  30. "Minidoka National Historic Site: Idaho," National Park Service, accessed February 2, 2012, . Located on Bainbridge Island, WA, this 8 acre site pays tribute to the first group to be removed from the West Coast and their journey to Minidoka.
  31. Carol Ash, e-mail message to author, February 15, 2012.
  32. Both projects were funded by Japanese American Confinement Sites grants, a program of the National Park Service.
  33. Today, Minidoka continues to hold an amalgamation of memories and strong emotions—feelings of denial, distrust, shame and joy.
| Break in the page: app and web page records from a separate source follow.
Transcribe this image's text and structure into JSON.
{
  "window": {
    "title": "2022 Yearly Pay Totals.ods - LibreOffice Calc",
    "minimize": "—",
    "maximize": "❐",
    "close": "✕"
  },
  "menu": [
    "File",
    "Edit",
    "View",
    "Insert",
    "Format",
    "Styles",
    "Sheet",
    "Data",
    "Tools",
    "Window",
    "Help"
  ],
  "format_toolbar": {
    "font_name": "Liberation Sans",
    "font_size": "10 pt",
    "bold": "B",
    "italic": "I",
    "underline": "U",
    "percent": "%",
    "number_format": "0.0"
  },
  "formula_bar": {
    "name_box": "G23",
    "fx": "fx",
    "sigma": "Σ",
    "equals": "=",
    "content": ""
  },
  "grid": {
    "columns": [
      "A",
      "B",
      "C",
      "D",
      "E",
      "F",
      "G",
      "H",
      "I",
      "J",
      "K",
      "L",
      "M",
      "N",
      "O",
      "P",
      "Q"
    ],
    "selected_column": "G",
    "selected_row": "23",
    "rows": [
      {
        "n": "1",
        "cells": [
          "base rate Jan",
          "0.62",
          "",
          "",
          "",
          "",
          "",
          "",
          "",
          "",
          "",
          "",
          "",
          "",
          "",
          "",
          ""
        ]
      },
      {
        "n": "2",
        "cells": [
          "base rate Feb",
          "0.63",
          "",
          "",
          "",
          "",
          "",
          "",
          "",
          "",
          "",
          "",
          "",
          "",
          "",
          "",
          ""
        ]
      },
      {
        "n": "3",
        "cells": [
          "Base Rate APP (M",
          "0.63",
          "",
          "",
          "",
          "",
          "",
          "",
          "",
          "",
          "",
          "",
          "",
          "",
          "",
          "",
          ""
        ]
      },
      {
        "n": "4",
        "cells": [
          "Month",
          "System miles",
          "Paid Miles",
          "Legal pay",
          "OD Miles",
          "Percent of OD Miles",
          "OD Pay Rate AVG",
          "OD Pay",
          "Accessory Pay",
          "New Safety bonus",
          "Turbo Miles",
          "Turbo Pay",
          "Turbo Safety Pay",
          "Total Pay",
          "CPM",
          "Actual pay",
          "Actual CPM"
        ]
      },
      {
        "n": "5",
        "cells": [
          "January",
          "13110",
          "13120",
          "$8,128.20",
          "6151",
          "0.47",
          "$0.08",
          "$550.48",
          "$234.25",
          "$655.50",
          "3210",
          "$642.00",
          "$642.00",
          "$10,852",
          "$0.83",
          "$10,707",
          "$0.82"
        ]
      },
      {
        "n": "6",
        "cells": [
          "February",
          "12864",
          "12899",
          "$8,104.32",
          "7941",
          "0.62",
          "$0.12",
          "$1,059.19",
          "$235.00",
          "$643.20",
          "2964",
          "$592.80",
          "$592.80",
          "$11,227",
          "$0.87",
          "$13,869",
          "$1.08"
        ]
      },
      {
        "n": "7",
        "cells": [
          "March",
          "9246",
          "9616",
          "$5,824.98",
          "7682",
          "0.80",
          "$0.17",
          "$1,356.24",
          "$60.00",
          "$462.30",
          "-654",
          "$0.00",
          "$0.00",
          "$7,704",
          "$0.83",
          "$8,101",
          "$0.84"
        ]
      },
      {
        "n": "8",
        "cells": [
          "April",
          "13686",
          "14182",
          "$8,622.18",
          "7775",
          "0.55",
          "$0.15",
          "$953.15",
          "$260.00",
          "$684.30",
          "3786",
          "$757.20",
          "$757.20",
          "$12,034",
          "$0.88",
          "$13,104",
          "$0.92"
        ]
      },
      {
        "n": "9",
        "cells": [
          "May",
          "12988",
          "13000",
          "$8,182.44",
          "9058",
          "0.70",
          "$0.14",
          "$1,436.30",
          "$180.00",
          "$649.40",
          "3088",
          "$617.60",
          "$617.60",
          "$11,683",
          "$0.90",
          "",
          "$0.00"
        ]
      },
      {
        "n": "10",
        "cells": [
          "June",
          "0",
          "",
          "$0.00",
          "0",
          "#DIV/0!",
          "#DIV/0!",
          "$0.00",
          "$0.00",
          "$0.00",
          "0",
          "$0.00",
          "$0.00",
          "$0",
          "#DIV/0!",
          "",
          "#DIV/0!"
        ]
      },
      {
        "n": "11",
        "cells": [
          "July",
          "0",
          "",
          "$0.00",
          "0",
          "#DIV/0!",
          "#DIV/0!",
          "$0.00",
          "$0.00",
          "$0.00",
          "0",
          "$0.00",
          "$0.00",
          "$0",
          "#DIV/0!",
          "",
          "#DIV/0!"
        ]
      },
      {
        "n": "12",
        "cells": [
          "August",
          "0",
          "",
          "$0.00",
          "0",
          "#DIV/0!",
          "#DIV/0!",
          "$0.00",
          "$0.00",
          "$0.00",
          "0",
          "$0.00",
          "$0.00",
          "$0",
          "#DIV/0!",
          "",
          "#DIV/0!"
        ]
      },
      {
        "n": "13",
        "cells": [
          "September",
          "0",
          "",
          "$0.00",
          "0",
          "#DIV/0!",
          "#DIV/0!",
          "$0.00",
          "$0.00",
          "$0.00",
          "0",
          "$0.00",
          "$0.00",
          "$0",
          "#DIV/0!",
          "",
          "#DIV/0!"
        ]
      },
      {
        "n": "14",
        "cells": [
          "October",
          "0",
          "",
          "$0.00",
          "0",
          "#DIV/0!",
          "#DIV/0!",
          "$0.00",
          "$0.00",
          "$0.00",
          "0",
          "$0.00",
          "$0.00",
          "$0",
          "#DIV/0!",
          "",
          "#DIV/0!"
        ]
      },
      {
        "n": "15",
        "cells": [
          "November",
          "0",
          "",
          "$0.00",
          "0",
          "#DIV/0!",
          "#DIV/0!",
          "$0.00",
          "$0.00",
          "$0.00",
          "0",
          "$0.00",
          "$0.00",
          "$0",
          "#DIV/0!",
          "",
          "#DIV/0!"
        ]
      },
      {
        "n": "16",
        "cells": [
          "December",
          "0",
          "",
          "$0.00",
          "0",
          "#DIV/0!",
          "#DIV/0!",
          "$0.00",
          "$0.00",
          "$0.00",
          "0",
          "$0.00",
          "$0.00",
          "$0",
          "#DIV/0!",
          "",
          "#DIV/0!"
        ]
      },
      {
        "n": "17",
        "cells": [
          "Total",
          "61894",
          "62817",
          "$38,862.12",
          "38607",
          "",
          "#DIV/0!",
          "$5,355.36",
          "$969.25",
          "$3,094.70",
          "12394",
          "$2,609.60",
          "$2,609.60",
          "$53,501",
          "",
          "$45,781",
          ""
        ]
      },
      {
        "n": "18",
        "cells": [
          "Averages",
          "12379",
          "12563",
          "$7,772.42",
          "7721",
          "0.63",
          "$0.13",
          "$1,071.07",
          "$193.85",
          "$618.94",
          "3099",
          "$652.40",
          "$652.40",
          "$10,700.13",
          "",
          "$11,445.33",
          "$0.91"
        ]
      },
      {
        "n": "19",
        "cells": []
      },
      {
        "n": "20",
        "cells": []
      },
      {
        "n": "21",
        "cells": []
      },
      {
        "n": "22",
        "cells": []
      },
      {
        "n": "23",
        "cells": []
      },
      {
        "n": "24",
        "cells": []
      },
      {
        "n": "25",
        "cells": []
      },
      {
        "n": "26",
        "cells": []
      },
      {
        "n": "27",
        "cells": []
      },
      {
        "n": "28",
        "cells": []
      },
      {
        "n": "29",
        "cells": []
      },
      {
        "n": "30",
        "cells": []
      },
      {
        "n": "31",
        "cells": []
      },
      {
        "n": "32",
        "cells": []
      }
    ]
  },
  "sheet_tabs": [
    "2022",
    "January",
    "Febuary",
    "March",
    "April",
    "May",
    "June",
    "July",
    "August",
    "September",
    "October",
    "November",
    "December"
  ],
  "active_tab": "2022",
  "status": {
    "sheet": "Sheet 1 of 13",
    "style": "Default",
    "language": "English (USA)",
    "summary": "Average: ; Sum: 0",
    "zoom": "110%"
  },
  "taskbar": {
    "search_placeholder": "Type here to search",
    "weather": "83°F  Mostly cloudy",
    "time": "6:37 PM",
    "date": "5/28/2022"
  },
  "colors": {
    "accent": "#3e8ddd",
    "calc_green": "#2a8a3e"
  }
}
Former internees, their families, and friends have all made the pilgrimage from Seattle, Portland, and across the nation to the former Minidoka Relocation Center. They revisit the place and the memories amidst family, friends, and allies to honor the Issei who suffered most, to deliver the message of "Never Again," and to preserve the legacy of those interned. The pilgrimage is a sanctuary for stories to be shared, former incarcerees heal and provides an opportunity families to learn about themselves. This also gives those who do not have a connection with the Japanese American incarceration experience a chance to learn about this part of American history first hand through the activities during the pilgrimage and the opportunity to meet and hear stories from former incarcerees. The Pilgrimage Committee has noticed that the interest has no racial boundaries. They see teachers and students who are not of Japanese descent attending as well. Through this mixing of cultures, the demographics of those who attend are now getting broader.
  34. Gloria Shigeno, e-mail message to author, November 7, 2010.

Last updated Oct. 16, 2020, 5:11 p.m..